Preparing to file your first tax return on your own can be a daunting idea. But even though you may have heard horror stories about taxes, the truth is that you're unlikely to have such difficulty and are more likely to realize that it's truly not that bad. The key is to avoid making a few rookie mistakes. Here is a list of 4 of the most common -- and most easily avoidable.
It should be obvious that you need to start by filing taxes -- and doing so by the general deadline of April 15. Avoiding filing taxes doesn't help your situation, and it will probably make it worse. The IRS gets copies of most income statements (including Forms W-2 and Forms 1099) from the payer, so they know how much you earned. So, if you fail to file on time, you will either get a letter from the IRS with interest and penalties calculated or you will be forfeiting part of your refund. How do you know if you are required to file? You can use this handy IRS guide online.
Making Math Errors
Fortunately for the mathematically challenged, electronic filing makes many math errors obsolete because it does much of the work for you. However, you must still enter correct information. So, be sure to double check any number you enter (especially your direct deposit information) and any information you copied from a form to ensure that you didn't transpose numbers, add digits, misplace zeroes or enter info from the wrong box. And, obviously, if filing on paper, take the time to go back and recalculate all your numbers before signing the return.
Using a Complex Form
If filing for yourself, opt for the simpler Form 1040-EZ or Form 1040A if possible, since these forms have less to fill out and fewer calculations for you to complete. For most young filers, these two forms will cover what is needed. Form 1040-EZ is the simplest to fill out (just one page!) and works well for anyone with only Forms W-2, no children and little or no investment income. Upgrade to Form 1040A if you need to deduct student loan interest, include dividends or interest, report an IRA distribution or claim education credits.
Not Asking for Help
If you wonder if your tax situation might be a little more complicated than you think -- if you have kids, investment income or Form 1099 work, for example -- don't try to go it alone. If your circumstances mean that you can't file using the above two simpler forms, you probably need to seek out professional help. While it may cost you a little more to have someone do your taxes for you, it can save you a lot of money in credits, deductions, errors and dealing with the IRS.

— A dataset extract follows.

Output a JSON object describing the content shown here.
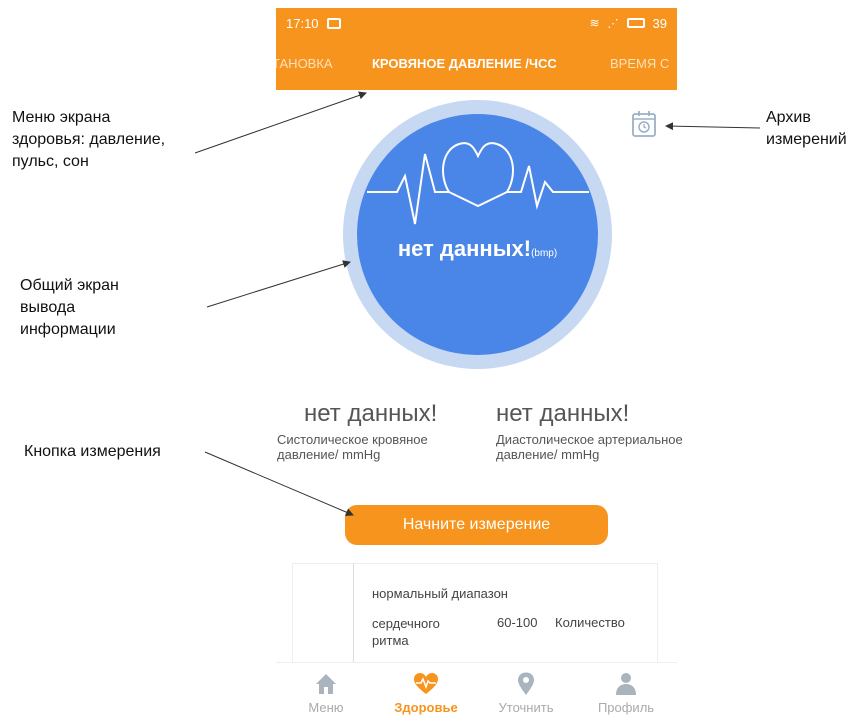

While it's no fun to have to file taxes, it can be less stressful than you might think. If you avoid these 4 mistakes, you can meet the challenge of April 15 with confidence and ease.
If all this seems a little too overwhelming for you, contact professionals, such as The Callen Accounting Group, PLLC, for help.